== WORK INSTRUCTIONS ==
Every record is to be copied unchanged, except that its pictures are removed.

== RECORDS SUPPLIED ==
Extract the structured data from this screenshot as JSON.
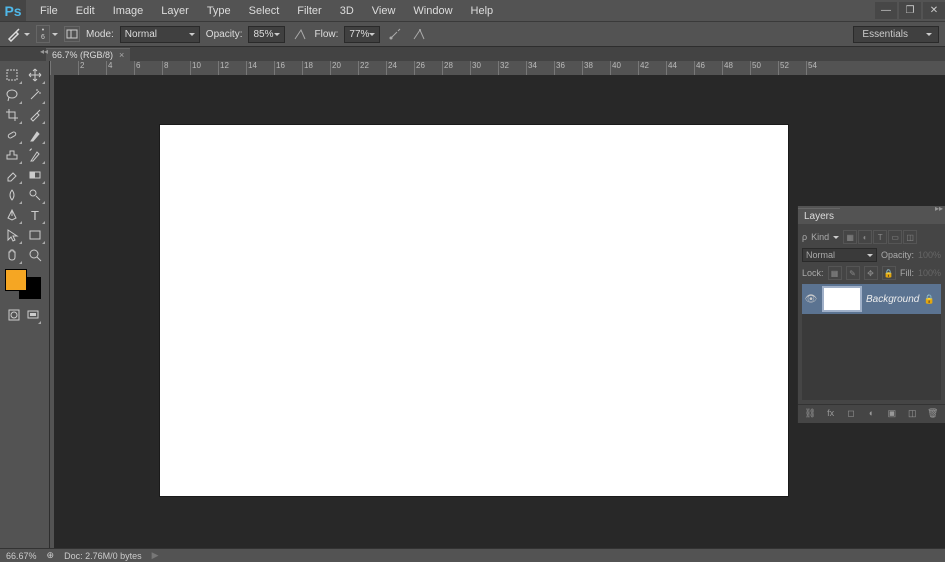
{
  "app_logo": "Ps",
  "menu": [
    "File",
    "Edit",
    "Image",
    "Layer",
    "Type",
    "Select",
    "Filter",
    "3D",
    "View",
    "Window",
    "Help"
  ],
  "options": {
    "brush_size": "6",
    "mode_label": "Mode:",
    "mode_value": "Normal",
    "opacity_label": "Opacity:",
    "opacity_value": "85%",
    "flow_label": "Flow:",
    "flow_value": "77%"
  },
  "workspace": "Essentials",
  "document": {
    "tab_title": "66.7% (RGB/8)"
  },
  "ruler_h": [
    "",
    "2",
    "4",
    "6",
    "8",
    "10",
    "12",
    "14",
    "16",
    "18",
    "20",
    "22",
    "24",
    "26",
    "28",
    "30",
    "32",
    "34",
    "36",
    "38",
    "40",
    "42",
    "44",
    "46",
    "48",
    "50",
    "52",
    "54"
  ],
  "colors": {
    "foreground": "#f5a623",
    "background": "#000000"
  },
  "layers_panel": {
    "title": "Layers",
    "kind_label": "Kind",
    "blend_mode": "Normal",
    "opacity_label": "Opacity:",
    "opacity_value": "100%",
    "lock_label": "Lock:",
    "fill_label": "Fill:",
    "fill_value": "100%",
    "layer_name": "Background"
  },
  "status": {
    "zoom": "66.67%",
    "doc_info": "Doc: 2.76M/0 bytes"
  }
}
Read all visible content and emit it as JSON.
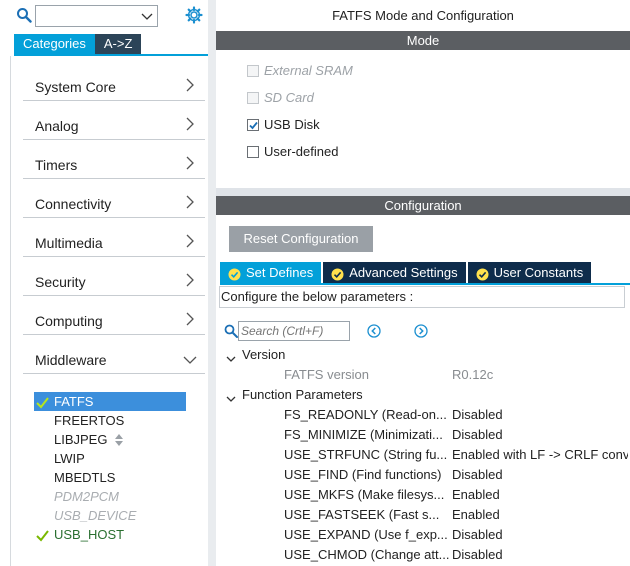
{
  "left": {
    "search": {
      "value": "",
      "placeholder": ""
    },
    "tabs": [
      {
        "label": "Categories",
        "active": true
      },
      {
        "label": "A->Z",
        "active": false
      }
    ],
    "categories": [
      {
        "label": "System Core",
        "expanded": false
      },
      {
        "label": "Analog",
        "expanded": false
      },
      {
        "label": "Timers",
        "expanded": false
      },
      {
        "label": "Connectivity",
        "expanded": false
      },
      {
        "label": "Multimedia",
        "expanded": false
      },
      {
        "label": "Security",
        "expanded": false
      },
      {
        "label": "Computing",
        "expanded": false
      },
      {
        "label": "Middleware",
        "expanded": true
      }
    ],
    "middleware": [
      {
        "label": "FATFS",
        "state": "selected",
        "checked": true
      },
      {
        "label": "FREERTOS",
        "state": "normal",
        "checked": false
      },
      {
        "label": "LIBJPEG",
        "state": "normal",
        "checked": false
      },
      {
        "label": "LWIP",
        "state": "normal",
        "checked": false
      },
      {
        "label": "MBEDTLS",
        "state": "normal",
        "checked": false
      },
      {
        "label": "PDM2PCM",
        "state": "disabled",
        "checked": false
      },
      {
        "label": "USB_DEVICE",
        "state": "disabled",
        "checked": false
      },
      {
        "label": "USB_HOST",
        "state": "enabled",
        "checked": true
      }
    ]
  },
  "right": {
    "title": "FATFS Mode and Configuration",
    "mode_header": "Mode",
    "mode_options": [
      {
        "label": "External SRAM",
        "checked": false,
        "disabled": true
      },
      {
        "label": "SD Card",
        "checked": false,
        "disabled": true
      },
      {
        "label": "USB Disk",
        "checked": true,
        "disabled": false
      },
      {
        "label": "User-defined",
        "checked": false,
        "disabled": false
      }
    ],
    "config_header": "Configuration",
    "reset_label": "Reset Configuration",
    "config_tabs": [
      {
        "label": "Set Defines",
        "active": true
      },
      {
        "label": "Advanced Settings",
        "active": false
      },
      {
        "label": "User Constants",
        "active": false
      }
    ],
    "hint": "Configure the below parameters :",
    "param_search": {
      "value": "",
      "placeholder": "Search (Crtl+F)"
    },
    "groups": [
      {
        "label": "Version",
        "params": [
          {
            "name": "FATFS version",
            "value": "R0.12c",
            "muted": true
          }
        ]
      },
      {
        "label": "Function Parameters",
        "params": [
          {
            "name": "FS_READONLY (Read-on...",
            "value": "Disabled",
            "muted": false
          },
          {
            "name": "FS_MINIMIZE (Minimizati...",
            "value": "Disabled",
            "muted": false
          },
          {
            "name": "USE_STRFUNC (String fu...",
            "value": "Enabled with LF -> CRLF conv",
            "muted": false
          },
          {
            "name": "USE_FIND (Find functions)",
            "value": "Disabled",
            "muted": false
          },
          {
            "name": "USE_MKFS (Make filesys...",
            "value": "Enabled",
            "muted": false
          },
          {
            "name": "USE_FASTSEEK (Fast s...",
            "value": "Enabled",
            "muted": false
          },
          {
            "name": "USE_EXPAND (Use f_exp...",
            "value": "Disabled",
            "muted": false
          },
          {
            "name": "USE_CHMOD (Change att...",
            "value": "Disabled",
            "muted": false
          }
        ]
      }
    ]
  },
  "colors": {
    "accent": "#03a0d9",
    "dark_tab": "#0e2c4b",
    "header_gray": "#5b5e62",
    "selection": "#3c8fdc",
    "check_green": "#7ab800"
  }
}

== RESULT OF THE TASK ==
Extract the structured data from this screenshot as JSON.
{
  "app_logo": "Ps",
  "menu": [
    "File",
    "Edit",
    "Image",
    "Layer",
    "Type",
    "Select",
    "Filter",
    "3D",
    "View",
    "Window",
    "Help"
  ],
  "options": {
    "brush_size": "6",
    "mode_label": "Mode:",
    "mode_value": "Normal",
    "opacity_label": "Opacity:",
    "opacity_value": "85%",
    "flow_label": "Flow:",
    "flow_value": "77%"
  },
  "workspace": "Essentials",
  "document": {
    "tab_title": "66.7% (RGB/8)"
  },
  "ruler_h": [
    "",
    "2",
    "4",
    "6",
    "8",
    "10",
    "12",
    "14",
    "16",
    "18",
    "20",
    "22",
    "24",
    "26",
    "28",
    "30",
    "32",
    "34",
    "36",
    "38",
    "40",
    "42",
    "44",
    "46",
    "48",
    "50",
    "52",
    "54"
  ],
  "colors": {
    "foreground": "#f5a623",
    "background": "#000000"
  },
  "layers_panel": {
    "title": "Layers",
    "kind_label": "Kind",
    "blend_mode": "Normal",
    "opacity_label": "Opacity:",
    "opacity_value": "100%",
    "lock_label": "Lock:",
    "fill_label": "Fill:",
    "fill_value": "100%",
    "layer_name": "Background"
  },
  "status": {
    "zoom": "66.67%",
    "doc_info": "Doc: 2.76M/0 bytes"
  }
}
Read all visible content and emit it as JSON.
{
  "left": {
    "search": {
      "value": "",
      "placeholder": ""
    },
    "tabs": [
      {
        "label": "Categories",
        "active": true
      },
      {
        "label": "A->Z",
        "active": false
      }
    ],
    "categories": [
      {
        "label": "System Core",
        "expanded": false
      },
      {
        "label": "Analog",
        "expanded": false
      },
      {
        "label": "Timers",
        "expanded": false
      },
      {
        "label": "Connectivity",
        "expanded": false
      },
      {
        "label": "Multimedia",
        "expanded": false
      },
      {
        "label": "Security",
        "expanded": false
      },
      {
        "label": "Computing",
        "expanded": false
      },
      {
        "label": "Middleware",
        "expanded": true
      }
    ],
    "middleware": [
      {
        "label": "FATFS",
        "state": "selected",
        "checked": true
      },
      {
        "label": "FREERTOS",
        "state": "normal",
        "checked": false
      },
      {
        "label": "LIBJPEG",
        "state": "normal",
        "checked": false
      },
      {
        "label": "LWIP",
        "state": "normal",
        "checked": false
      },
      {
        "label": "MBEDTLS",
        "state": "normal",
        "checked": false
      },
      {
        "label": "PDM2PCM",
        "state": "disabled",
        "checked": false
      },
      {
        "label": "USB_DEVICE",
        "state": "disabled",
        "checked": false
      },
      {
        "label": "USB_HOST",
        "state": "enabled",
        "checked": true
      }
    ]
  },
  "right": {
    "title": "FATFS Mode and Configuration",
    "mode_header": "Mode",
    "mode_options": [
      {
        "label": "External SRAM",
        "checked": false,
        "disabled": true
      },
      {
        "label": "SD Card",
        "checked": false,
        "disabled": true
      },
      {
        "label": "USB Disk",
        "checked": true,
        "disabled": false
      },
      {
        "label": "User-defined",
        "checked": false,
        "disabled": false
      }
    ],
    "config_header": "Configuration",
    "reset_label": "Reset Configuration",
    "config_tabs": [
      {
        "label": "Set Defines",
        "active": true
      },
      {
        "label": "Advanced Settings",
        "active": false
      },
      {
        "label": "User Constants",
        "active": false
      }
    ],
    "hint": "Configure the below parameters :",
    "param_search": {
      "value": "",
      "placeholder": "Search (Crtl+F)"
    },
    "groups": [
      {
        "label": "Version",
        "params": [
          {
            "name": "FATFS version",
            "value": "R0.12c",
            "muted": true
          }
        ]
      },
      {
        "label": "Function Parameters",
        "params": [
          {
            "name": "FS_READONLY (Read-on...",
            "value": "Disabled",
            "muted": false
          },
          {
            "name": "FS_MINIMIZE (Minimizati...",
            "value": "Disabled",
            "muted": false
          },
          {
            "name": "USE_STRFUNC (String fu...",
            "value": "Enabled with LF -> CRLF conv",
            "muted": false
          },
          {
            "name": "USE_FIND (Find functions)",
            "value": "Disabled",
            "muted": false
          },
          {
            "name": "USE_MKFS (Make filesys...",
            "value": "Enabled",
            "muted": false
          },
          {
            "name": "USE_FASTSEEK (Fast s...",
            "value": "Enabled",
            "muted": false
          },
          {
            "name": "USE_EXPAND (Use f_exp...",
            "value": "Disabled",
            "muted": false
          },
          {
            "name": "USE_CHMOD (Change att...",
            "value": "Disabled",
            "muted": false
          }
        ]
      }
    ]
  },
  "colors": {
    "accent": "#03a0d9",
    "dark_tab": "#0e2c4b",
    "header_gray": "#5b5e62",
    "selection": "#3c8fdc",
    "check_green": "#7ab800"
  }
}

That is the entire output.